The project was inspired by repeated headlines in the news about the growing strength of corporation and their interaction with state-based economies. These encouraged me to think about the ways in which the world could change if corporations would decide to take their company to the next level and acquire countries.
In the game the player enters a world in which they are completely controlled by a corporation country and its algorithms. The game opens when the player is fired from their job at Facebook, and now needs to not only find a new job, but also a new citizenship. The player’s main task is to do so while dealing with the complexities of a world that has business as a top priority, and is completely governed by AI algorithms, code, and computation.
For example, the player needs to use an app called HireBox, that relies on algorithms and data collection to determine the player’s qualification for job openings available across the world.
As the game develops, the player is also gradually exposed to an underground activist organization, “The 404s”. The group finds new ways to contact citizens by hacking into popular systems and holding secret meetings in specific locations. The 404s subsequently attempts to recruit the player, who can choose to what extent they get involved in the activism of this future world. This additional layer of an underground organization allows the player to decide between following social norms and going against the regime for a better future, which also determines how the story will unfold for them.
The game is played mostly outside the boundaries of the dedicated smartphone app. It makes use of the player’s data streams, such as email, messaging, and location services to do so. The game is always transitioning from platform to platform, requiring players to reply to emails, wait to get a phone calls, and even go to a particular location in their hometown. This game design is intended to give players a sense that they are constantly being tracked and controlled by using multiple media channels.
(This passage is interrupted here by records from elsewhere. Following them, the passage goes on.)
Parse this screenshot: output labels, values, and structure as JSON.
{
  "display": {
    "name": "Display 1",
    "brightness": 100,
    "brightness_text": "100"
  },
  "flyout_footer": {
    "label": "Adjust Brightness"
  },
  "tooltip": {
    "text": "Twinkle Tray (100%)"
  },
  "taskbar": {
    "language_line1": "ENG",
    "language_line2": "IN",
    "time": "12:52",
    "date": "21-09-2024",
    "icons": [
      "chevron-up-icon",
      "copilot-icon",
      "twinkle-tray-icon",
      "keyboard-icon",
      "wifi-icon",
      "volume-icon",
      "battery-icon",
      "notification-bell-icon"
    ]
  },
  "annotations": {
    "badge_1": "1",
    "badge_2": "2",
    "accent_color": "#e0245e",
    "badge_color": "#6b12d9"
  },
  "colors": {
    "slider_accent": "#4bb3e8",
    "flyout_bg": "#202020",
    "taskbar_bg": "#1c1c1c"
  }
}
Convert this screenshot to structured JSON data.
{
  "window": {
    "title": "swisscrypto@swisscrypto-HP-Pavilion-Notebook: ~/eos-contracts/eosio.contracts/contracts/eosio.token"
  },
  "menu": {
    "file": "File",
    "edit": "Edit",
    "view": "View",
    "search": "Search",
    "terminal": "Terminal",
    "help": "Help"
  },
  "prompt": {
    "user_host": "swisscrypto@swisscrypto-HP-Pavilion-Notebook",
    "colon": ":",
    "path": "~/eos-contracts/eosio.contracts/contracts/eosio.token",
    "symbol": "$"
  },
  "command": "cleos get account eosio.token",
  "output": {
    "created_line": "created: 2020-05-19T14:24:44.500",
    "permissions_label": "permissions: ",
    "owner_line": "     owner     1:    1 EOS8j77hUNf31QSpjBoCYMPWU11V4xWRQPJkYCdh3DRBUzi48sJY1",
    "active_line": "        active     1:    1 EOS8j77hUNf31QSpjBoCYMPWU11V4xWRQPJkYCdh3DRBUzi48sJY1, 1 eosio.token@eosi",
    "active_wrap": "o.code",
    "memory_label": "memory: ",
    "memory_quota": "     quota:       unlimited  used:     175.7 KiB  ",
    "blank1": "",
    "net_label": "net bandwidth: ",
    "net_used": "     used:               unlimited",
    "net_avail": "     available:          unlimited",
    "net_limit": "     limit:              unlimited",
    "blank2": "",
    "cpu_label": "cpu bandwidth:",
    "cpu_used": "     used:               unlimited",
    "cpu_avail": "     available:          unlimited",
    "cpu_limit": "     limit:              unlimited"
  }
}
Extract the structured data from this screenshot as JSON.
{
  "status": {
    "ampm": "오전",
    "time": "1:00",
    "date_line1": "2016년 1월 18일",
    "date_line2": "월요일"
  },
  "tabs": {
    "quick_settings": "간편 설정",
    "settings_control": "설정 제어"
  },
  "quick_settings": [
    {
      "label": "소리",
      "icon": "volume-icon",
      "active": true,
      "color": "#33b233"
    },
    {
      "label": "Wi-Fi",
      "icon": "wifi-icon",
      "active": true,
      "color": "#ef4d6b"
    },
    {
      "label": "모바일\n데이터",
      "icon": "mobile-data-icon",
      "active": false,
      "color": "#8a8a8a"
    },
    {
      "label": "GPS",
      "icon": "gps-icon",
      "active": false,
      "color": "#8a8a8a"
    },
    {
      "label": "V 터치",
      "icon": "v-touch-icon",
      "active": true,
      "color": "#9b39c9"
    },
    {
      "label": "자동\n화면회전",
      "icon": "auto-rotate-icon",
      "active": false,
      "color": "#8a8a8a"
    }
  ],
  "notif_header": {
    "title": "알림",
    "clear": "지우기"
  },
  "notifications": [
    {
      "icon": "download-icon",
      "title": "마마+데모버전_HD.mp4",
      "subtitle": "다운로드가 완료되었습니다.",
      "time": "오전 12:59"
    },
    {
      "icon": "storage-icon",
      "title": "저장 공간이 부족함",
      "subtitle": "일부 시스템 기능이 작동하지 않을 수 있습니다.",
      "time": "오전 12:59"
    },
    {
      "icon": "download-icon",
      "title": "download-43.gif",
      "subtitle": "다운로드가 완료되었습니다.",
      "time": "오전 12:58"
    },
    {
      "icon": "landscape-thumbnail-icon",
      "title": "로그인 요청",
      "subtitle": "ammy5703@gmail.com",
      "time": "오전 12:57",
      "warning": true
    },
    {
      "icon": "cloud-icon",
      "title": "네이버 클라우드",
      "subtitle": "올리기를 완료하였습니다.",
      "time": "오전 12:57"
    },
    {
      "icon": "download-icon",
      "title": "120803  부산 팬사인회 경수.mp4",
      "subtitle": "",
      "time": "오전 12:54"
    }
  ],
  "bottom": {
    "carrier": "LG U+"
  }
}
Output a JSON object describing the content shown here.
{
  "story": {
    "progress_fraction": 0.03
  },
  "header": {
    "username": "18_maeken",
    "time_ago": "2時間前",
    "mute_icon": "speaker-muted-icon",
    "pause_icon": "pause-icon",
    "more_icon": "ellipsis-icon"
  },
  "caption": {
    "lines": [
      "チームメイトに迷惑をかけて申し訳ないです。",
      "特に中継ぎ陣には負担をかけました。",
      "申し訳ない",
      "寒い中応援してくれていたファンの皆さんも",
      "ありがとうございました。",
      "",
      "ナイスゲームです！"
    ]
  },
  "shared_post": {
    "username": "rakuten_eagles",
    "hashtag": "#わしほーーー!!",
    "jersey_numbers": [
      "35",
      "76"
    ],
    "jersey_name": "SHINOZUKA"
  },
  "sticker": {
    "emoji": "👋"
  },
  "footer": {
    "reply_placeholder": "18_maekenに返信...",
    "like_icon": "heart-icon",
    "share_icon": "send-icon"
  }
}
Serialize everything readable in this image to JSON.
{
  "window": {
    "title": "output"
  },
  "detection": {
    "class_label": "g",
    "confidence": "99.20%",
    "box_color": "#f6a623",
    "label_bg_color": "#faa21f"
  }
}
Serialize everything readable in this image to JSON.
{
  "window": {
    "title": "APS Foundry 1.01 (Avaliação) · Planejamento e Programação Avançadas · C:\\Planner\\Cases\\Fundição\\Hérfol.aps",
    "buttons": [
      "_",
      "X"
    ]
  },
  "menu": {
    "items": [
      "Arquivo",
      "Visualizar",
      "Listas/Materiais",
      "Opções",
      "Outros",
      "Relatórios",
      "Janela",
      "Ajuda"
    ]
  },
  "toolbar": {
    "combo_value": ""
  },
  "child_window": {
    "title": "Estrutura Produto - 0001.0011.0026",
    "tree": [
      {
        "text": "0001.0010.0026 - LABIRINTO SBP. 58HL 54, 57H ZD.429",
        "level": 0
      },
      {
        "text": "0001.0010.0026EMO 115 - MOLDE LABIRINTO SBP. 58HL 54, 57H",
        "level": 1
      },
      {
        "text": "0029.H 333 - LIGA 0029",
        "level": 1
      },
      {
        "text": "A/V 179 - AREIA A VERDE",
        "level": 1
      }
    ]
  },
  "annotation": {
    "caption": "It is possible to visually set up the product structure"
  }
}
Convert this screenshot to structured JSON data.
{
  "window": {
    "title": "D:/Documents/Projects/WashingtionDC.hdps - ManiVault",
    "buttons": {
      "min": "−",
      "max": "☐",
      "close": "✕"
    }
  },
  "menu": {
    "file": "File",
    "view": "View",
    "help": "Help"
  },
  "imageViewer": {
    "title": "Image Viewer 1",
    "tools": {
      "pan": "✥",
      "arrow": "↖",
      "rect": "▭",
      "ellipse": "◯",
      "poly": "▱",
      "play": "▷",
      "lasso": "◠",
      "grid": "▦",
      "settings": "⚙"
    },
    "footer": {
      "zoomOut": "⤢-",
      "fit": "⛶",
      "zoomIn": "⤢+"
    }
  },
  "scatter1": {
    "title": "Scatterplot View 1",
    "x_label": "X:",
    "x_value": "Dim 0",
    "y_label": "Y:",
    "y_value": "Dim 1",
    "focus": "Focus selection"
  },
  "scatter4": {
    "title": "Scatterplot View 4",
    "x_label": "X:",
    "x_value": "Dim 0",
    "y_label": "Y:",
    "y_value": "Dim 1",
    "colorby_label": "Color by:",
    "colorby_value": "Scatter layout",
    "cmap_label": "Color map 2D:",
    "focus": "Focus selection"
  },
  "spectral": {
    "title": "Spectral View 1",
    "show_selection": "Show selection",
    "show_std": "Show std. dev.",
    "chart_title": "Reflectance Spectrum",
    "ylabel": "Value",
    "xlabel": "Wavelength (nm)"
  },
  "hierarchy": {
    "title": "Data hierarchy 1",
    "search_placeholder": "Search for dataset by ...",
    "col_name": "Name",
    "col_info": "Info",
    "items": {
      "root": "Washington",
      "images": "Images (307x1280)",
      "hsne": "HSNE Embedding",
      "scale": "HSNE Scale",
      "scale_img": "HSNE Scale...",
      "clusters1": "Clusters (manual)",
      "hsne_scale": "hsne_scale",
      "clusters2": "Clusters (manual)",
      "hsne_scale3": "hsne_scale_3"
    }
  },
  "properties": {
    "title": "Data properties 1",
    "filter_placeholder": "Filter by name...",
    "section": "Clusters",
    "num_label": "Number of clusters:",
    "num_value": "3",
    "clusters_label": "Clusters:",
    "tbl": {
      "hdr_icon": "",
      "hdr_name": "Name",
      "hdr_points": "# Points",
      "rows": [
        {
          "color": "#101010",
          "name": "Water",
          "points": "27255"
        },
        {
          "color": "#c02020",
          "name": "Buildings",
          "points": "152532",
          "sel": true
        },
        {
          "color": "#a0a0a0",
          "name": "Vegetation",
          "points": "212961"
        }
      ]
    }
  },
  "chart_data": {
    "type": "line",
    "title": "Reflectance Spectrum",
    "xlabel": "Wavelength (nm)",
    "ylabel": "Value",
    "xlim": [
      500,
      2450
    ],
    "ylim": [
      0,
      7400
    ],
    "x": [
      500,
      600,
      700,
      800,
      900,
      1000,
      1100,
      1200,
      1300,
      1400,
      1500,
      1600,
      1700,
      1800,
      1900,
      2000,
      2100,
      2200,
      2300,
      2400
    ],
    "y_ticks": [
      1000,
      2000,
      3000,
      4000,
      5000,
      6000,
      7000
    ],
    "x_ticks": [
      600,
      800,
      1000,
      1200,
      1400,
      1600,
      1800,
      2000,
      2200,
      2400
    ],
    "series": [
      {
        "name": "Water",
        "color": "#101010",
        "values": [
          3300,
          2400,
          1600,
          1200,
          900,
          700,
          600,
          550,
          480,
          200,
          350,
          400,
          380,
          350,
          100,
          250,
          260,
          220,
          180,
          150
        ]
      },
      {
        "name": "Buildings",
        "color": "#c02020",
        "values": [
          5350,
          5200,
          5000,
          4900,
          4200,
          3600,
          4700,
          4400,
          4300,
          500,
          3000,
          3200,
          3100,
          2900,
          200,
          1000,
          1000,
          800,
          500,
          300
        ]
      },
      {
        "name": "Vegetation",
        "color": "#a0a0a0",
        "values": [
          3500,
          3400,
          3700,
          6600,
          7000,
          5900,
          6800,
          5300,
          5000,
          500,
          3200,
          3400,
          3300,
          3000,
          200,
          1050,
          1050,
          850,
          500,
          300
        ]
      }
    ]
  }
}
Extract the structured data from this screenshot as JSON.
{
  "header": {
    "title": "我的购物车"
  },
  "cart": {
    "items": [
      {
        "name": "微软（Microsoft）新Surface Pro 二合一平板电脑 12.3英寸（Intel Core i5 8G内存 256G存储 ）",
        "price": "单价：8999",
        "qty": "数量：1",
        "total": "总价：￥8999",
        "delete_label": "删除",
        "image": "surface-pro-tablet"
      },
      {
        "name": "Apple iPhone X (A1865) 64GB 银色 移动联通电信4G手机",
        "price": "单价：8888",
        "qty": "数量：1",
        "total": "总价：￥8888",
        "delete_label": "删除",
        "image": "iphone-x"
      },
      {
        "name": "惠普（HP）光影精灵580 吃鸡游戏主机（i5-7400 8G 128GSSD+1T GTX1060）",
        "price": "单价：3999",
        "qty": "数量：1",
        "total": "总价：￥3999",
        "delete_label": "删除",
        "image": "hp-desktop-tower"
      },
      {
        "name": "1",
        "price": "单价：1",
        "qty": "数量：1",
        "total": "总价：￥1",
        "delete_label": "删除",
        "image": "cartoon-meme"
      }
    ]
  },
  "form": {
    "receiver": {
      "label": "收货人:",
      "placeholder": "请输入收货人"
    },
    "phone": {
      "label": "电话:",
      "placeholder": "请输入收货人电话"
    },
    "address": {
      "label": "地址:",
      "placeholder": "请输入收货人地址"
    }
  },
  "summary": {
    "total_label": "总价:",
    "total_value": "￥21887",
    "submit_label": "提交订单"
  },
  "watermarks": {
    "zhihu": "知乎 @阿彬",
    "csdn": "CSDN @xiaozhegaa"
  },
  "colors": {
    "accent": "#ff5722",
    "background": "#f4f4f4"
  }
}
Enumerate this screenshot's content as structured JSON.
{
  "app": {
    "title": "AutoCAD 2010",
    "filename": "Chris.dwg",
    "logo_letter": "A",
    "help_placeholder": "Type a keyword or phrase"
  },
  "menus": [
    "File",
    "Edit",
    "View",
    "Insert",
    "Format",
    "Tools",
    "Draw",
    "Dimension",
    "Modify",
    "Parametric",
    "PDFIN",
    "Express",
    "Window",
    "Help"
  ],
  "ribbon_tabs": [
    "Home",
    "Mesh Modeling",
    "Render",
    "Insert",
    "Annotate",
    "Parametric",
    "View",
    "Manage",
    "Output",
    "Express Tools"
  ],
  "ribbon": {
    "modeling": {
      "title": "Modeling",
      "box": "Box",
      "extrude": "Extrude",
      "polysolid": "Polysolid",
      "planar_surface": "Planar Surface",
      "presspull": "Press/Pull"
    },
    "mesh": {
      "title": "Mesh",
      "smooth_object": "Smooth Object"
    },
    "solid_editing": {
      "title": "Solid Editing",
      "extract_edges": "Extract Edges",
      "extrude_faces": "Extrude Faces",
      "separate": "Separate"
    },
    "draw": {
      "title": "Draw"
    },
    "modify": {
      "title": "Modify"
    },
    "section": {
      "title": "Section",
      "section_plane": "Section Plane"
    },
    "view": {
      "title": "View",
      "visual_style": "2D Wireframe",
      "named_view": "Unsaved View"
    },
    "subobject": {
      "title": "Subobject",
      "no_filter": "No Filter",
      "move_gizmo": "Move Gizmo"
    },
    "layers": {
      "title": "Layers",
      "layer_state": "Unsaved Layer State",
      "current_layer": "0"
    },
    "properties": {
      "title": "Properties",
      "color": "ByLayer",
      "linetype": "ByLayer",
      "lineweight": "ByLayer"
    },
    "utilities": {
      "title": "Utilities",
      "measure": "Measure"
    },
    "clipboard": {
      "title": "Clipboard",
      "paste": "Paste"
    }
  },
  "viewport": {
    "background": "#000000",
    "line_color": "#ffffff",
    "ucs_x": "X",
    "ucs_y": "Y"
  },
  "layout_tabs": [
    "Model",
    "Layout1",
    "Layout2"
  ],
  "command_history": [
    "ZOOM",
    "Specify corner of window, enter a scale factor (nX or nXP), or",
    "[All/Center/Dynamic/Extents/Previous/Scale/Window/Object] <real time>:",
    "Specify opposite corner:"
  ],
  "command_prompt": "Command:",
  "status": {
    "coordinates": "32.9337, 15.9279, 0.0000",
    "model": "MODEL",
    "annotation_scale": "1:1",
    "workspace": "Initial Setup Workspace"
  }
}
Furthermore, by using media that is used on a daily basis, the game interleaves with ‘real life’ and invites the player to reflect on the similarities and differences between their life and the game world.